Suppose you have ever exercised or hiked at a location that is at a higher altitude than sea level. In that case, you may have experienced a noticeable reduction in your ability to breathe and maintain your endurance. Typically, it takes a few days for your body to adjust to the altitude and for you to feel comfortable.

Does altitude provide the Nuggets with a more substantial home-court advantage?

Living or vacationing at high altitudes can place additional stress on the body; thus, the evidence indicates a rather conclusive “yes.”

The Denver Nuggets have always embraced the advantages of playing at a high altitude, and the city proudly boasts its “Mile High City” nickname. The team’s home court even features a new design with the numbers “5280″ and “300″ inscribed on the sideline. While “300″ represents the number of sunny days Colorado experiences annually, “5280″ serves as a constant reminder to opponents of the city’s mile-high altitude and the resulting fatigue and breathlessness that can come with it.

Beyond the court design, the Nuggets have utilized their home court to their advantage by playing a fast-paced, run-and-gun style of basketball that keeps opposing teams on their toes and gasping for air during gameplay.
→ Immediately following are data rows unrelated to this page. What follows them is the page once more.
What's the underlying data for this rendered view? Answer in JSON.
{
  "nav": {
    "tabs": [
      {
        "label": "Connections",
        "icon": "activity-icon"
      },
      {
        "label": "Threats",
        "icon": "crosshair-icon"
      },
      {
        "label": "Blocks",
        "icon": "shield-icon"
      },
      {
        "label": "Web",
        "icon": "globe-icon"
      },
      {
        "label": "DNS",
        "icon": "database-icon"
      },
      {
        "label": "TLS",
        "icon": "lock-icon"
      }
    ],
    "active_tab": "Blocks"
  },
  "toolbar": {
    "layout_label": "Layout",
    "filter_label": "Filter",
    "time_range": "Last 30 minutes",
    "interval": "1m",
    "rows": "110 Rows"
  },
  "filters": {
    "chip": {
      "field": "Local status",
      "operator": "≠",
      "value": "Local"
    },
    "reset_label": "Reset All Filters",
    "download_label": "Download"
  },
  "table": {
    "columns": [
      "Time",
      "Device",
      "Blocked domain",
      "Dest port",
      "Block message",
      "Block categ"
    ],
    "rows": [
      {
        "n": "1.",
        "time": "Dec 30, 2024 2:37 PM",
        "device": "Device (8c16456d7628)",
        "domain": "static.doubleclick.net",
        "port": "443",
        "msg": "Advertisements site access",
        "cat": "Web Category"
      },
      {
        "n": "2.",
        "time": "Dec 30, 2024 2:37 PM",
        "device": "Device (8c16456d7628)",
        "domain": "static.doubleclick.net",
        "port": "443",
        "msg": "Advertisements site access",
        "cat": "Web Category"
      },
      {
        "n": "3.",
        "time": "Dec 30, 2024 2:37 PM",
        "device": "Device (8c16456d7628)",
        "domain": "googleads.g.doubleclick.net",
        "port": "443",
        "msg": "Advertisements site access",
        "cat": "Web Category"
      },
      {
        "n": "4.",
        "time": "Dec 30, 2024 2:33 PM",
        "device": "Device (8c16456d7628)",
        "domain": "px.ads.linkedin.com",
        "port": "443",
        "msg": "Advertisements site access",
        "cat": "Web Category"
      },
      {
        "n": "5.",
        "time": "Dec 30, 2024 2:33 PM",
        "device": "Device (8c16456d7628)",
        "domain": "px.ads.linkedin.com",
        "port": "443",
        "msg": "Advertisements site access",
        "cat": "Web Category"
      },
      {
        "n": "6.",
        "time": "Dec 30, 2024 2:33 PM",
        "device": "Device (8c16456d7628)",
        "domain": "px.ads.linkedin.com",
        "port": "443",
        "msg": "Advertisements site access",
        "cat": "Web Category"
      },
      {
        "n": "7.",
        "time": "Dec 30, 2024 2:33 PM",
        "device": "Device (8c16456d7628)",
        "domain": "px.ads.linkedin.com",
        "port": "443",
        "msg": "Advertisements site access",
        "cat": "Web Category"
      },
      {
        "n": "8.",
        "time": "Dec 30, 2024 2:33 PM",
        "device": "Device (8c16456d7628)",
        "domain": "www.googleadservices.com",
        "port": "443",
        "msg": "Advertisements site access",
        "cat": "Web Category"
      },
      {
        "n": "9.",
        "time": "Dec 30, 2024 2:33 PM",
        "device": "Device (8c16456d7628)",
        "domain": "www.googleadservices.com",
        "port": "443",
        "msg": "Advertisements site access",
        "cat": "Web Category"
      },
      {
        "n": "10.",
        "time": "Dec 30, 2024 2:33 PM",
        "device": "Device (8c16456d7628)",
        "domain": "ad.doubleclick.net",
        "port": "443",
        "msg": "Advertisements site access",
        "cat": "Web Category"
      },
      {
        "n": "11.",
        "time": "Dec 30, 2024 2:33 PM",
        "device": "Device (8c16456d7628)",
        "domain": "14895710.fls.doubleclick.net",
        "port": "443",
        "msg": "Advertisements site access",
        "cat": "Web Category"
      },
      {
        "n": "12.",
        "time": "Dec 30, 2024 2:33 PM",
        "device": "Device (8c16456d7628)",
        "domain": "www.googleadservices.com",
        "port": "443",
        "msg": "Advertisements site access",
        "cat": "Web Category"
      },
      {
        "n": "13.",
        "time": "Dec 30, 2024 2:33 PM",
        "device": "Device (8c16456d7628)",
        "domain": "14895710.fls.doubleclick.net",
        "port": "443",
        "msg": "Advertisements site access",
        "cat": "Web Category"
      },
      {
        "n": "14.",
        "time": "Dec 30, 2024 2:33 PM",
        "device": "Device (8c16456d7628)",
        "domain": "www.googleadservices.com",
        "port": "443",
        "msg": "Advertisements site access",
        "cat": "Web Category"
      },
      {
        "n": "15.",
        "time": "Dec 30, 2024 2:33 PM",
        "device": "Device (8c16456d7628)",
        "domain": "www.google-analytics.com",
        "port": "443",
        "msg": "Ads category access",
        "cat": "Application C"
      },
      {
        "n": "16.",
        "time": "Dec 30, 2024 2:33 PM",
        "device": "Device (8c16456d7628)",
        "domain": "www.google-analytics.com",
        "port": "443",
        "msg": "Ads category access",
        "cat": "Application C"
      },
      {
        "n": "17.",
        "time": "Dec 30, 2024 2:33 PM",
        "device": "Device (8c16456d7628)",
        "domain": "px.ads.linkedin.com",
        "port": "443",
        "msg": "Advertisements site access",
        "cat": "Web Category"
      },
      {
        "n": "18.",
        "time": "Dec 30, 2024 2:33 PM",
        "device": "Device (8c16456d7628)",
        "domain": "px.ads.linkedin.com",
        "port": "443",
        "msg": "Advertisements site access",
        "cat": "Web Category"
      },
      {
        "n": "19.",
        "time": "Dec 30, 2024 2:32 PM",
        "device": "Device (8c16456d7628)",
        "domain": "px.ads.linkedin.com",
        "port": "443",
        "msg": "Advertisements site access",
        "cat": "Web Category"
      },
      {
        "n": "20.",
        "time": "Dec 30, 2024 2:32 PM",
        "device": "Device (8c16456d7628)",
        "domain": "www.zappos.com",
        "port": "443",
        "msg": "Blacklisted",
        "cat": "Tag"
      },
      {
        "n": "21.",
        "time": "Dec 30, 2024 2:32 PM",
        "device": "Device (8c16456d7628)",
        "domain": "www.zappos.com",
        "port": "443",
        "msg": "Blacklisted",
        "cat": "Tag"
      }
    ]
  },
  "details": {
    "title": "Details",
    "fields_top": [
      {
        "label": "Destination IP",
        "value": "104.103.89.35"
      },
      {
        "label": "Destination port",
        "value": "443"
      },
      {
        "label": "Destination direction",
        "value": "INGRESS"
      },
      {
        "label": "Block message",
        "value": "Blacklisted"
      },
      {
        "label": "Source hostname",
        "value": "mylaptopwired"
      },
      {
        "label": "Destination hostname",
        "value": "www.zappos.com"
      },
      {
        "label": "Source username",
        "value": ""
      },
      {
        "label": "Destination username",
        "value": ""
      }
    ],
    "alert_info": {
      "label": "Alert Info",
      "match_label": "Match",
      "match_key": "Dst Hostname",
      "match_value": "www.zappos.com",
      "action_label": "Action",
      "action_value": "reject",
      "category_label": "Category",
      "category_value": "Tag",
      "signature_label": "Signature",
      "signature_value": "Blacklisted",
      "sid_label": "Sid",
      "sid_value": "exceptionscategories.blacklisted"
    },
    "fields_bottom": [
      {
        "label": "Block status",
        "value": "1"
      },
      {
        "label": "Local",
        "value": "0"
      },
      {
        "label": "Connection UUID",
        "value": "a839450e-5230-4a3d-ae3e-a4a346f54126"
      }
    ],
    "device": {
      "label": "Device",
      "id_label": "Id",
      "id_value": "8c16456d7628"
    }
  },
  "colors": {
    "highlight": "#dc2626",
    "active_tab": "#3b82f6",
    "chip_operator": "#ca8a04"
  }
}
This approach has historically been successful for the team and contributes to the intimidating reputation of playing in Denver.


The Denver Nuggets have a long history of taking advantage of their mile-high altitude. On home games, they have been in the top ten in 32 of the last 40 seasons and in the top five in 25 of those seasons. From 1980 to 1991, the team was first in the league for 10 out of 11 seasons in this category, showcasing their commitment to exploiting their home-court advantage.

This fast-paced style of play keeps opposing teams on their heels and puts added pressure on the players’ physical endurance as they must navigate the thin air at a high altitude. The Nuggets have proven themselves adept at capitalizing on this factor and using it to their advantage on the court.